Interim Prime Minister Iyad Allawi said the election will be as inclusive as possible: "There are some troubles in about 20 percent of the territories of Iraq. We are trying to reach out to the various constituencies in the country and to make sure that the political process is going to be inclusive, that all Iraqis would be represented in the political process."

The January polls will elect a National Assembly. The assembly, in turn, will choose a new interim government and appoint a body to write a constitution.

A nationwide referendum in October will then ask Iraqis to approve the new constitution. And the year's final elections would be a direct poll to replace the interim cabinet with a constitutional government.

The biggest challenge for U.S. and Iraqi officials now is to find a way to include large parts of the Sunni Muslim community in the January elections despite calls by some of its leaders to boycott them.

Some in the Sunni minority, Iraq's strongest community under Saddam Hussein, say a nationwide vote will hand power to the Shi'a majority.

But other Sunni leaders, including Iraqi Interim President Ghazi Ajil al-Yawir, are urging Sunnis to ignore the boycott: "Nobody in Iraq wants to boycott elections, except for some politicians. But I am talking about the mass public of Iraq. They all are very anxious to go and cast their votes and practice, for the first time in 45 years, their right and duty of voting for whoever they feel confidence in."

In the 30 January poll, more than 230 parties grouped into 89 alliances will vie for seats in the new National Assembly.

The biggest coalition formed to date is a broad grouping of Shi'a parties that also includes one of Iraq's largest Sunni tribes. The coalition could win a large proportion of the Shi'a vote because it is endorsed by pre-eminent Shi'a Grand Ayatollah Ali al-Sistani.

The coalition also includes representatives of radical Shi'a cleric Muqtada al-Sadr, whose Al-Mahdi Army launched two uprisings against U.S. forces in southern Iraq this year. The fact that these former rebels are competing in the poll is widely seen as a small victory for Iraq's new political process.
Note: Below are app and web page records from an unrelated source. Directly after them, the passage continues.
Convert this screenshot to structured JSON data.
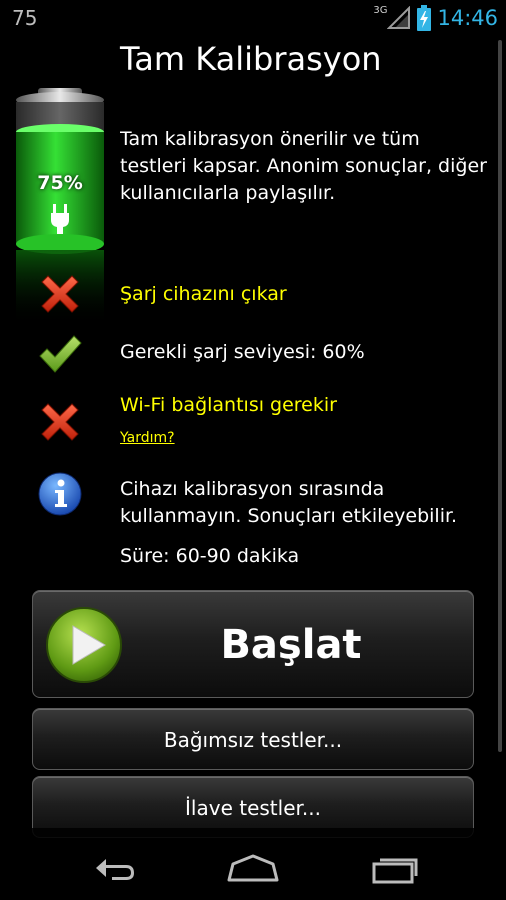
{
  "status_bar": {
    "left_text": "75",
    "network_type": "3G",
    "time": "14:46",
    "clock_color": "#33b5e5"
  },
  "header": {
    "title": "Tam Kalibrasyon",
    "battery_percent": "75%",
    "battery_level": 0.75,
    "battery_icon": "battery-charging-icon",
    "intro_lines": [
      "Tam kalibrasyon önerilir ve tüm",
      "testleri kapsar. Anonim sonuçlar, diğer",
      "kullanıcılarla paylaşılır."
    ]
  },
  "requirements": [
    {
      "icon": "cross-icon",
      "text": "Şarj cihazını çıkar",
      "status": "failed",
      "color": "#ffff00"
    },
    {
      "icon": "check-icon",
      "text": "Gerekli şarj seviyesi: 60%",
      "status": "passed",
      "color": "#ffffff"
    },
    {
      "icon": "cross-icon",
      "text": "Wi-Fi bağlantısı gerekir",
      "status": "failed",
      "color": "#ffff00"
    }
  ],
  "help_link": "Yardım?",
  "info": {
    "icon": "info-icon",
    "lines": [
      "Cihazı kalibrasyon sırasında",
      "kullanmayın. Sonuçları etkileyebilir."
    ],
    "duration": "Süre: 60-90 dakika"
  },
  "buttons": {
    "start": "Başlat",
    "independent_tests": "Bağımsız testler...",
    "extra_tests": "İlave testler..."
  },
  "nav": {
    "back_icon": "back-icon",
    "home_icon": "home-icon",
    "recent_icon": "recent-apps-icon"
  }
}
Elsewhere, Iraq's two main Kurdish parties have formed an alliance that could win a large part of the Kurdish vote in the north.

But even as Iraq now prepares to go to the polls three times in 2005, it remains to be seen how much the process will help stabilize the country.
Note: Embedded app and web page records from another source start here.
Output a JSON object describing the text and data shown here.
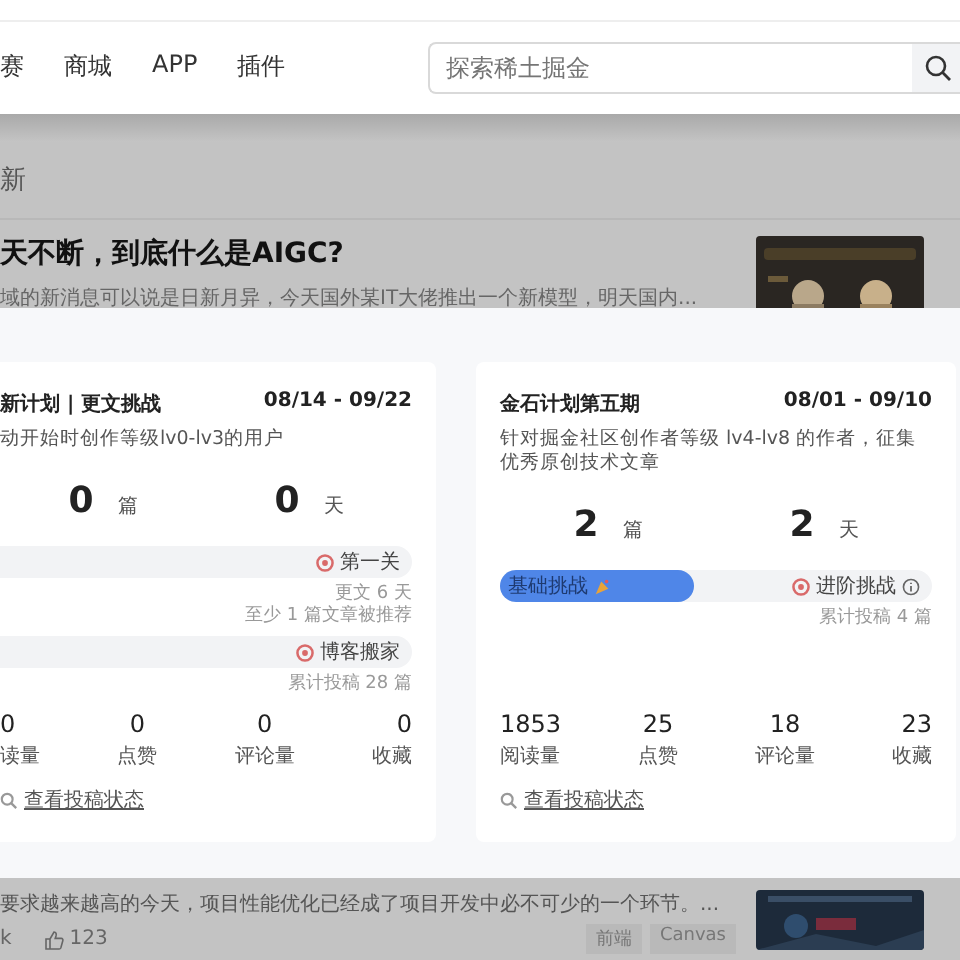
{
  "nav": {
    "items": [
      "赛",
      "商城",
      "APP",
      "插件"
    ],
    "search": {
      "placeholder": "探索稀土掘金"
    }
  },
  "feed": {
    "section_title": "新",
    "article": {
      "title": "天不断，到底什么是AIGC?",
      "excerpt": "域的新消息可以说是日新月异，今天国外某IT大佬推出一个新模型，明天国内..."
    }
  },
  "modal": {
    "cards": [
      {
        "title": "新计划 | 更文挑战",
        "date": "08/14 - 09/22",
        "description": "动开始时创作等级lv0-lv3的用户",
        "stats": [
          {
            "value": "0",
            "unit": "篇"
          },
          {
            "value": "0",
            "unit": "天"
          }
        ],
        "tracks": [
          {
            "level": 0,
            "goal": "第一关",
            "notes": [
              "更文 6 天",
              "至少 1 篇文章被推荐"
            ]
          },
          {
            "level": 0,
            "goal": "博客搬家",
            "notes": [
              "累计投稿 28 篇"
            ]
          }
        ],
        "metrics": [
          {
            "value": "0",
            "label": "读量"
          },
          {
            "value": "0",
            "label": "点赞"
          },
          {
            "value": "0",
            "label": "评论量"
          },
          {
            "value": "0",
            "label": "收藏"
          }
        ],
        "link": "查看投稿状态"
      },
      {
        "title": "金石计划第五期",
        "date": "08/01 - 09/10",
        "description": "针对掘金社区创作者等级 lv4-lv8 的作者，征集优秀原创技术文章",
        "stats": [
          {
            "value": "2",
            "unit": "篇"
          },
          {
            "value": "2",
            "unit": "天"
          }
        ],
        "tracks": [
          {
            "level": 0.45,
            "label": "基础挑战",
            "goal": "进阶挑战",
            "info": true,
            "notes": [
              "累计投稿 4 篇"
            ]
          }
        ],
        "metrics": [
          {
            "value": "1853",
            "label": "阅读量"
          },
          {
            "value": "25",
            "label": "点赞"
          },
          {
            "value": "18",
            "label": "评论量"
          },
          {
            "value": "23",
            "label": "收藏"
          }
        ],
        "link": "查看投稿状态"
      }
    ]
  },
  "feed_bottom": {
    "excerpt": "要求越来越高的今天，项目性能优化已经成了项目开发中必不可少的一个环节。...",
    "author": "k",
    "likes": "123",
    "tags": [
      "前端",
      "Canvas"
    ]
  }
}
Joost Hiltermann, a regional expert with the International Crisis Group in Amman, said a key problem in Iraq today is tensions between the Sunni and Shi'a over how power will be shared in the future. He said that holding elections now amid such tensions could further exacerbate tensions.

"The real question is what Sunni Arabs as a community and as individuals are going to say on Election Day," Hiltermann said. "Will they really feel that they should participate lest they be excluded? And I doubt that they feel that way because their feeling rather is that even if they participate, they will be excluded, not in the same way obviously because they will then be represented in the transitional assembly, but because they will be a political minority that may be the target of revenge."

But if the success of the elections depends largely on Sunni reaction to them, Hiltermann also noted that not holding the elections on schedule risks alienating the Shi'a. That makes either choice risky.

U.S. and Iraqi officials hope the rapid series of polls in 2005 will lead to a government with strong enough popular support to defeat the insurgents.

Security officials say ordinary Iraqis will begin informing on insurgents and turning them over to police only if they feel that the government is strong enough to protect them and their families.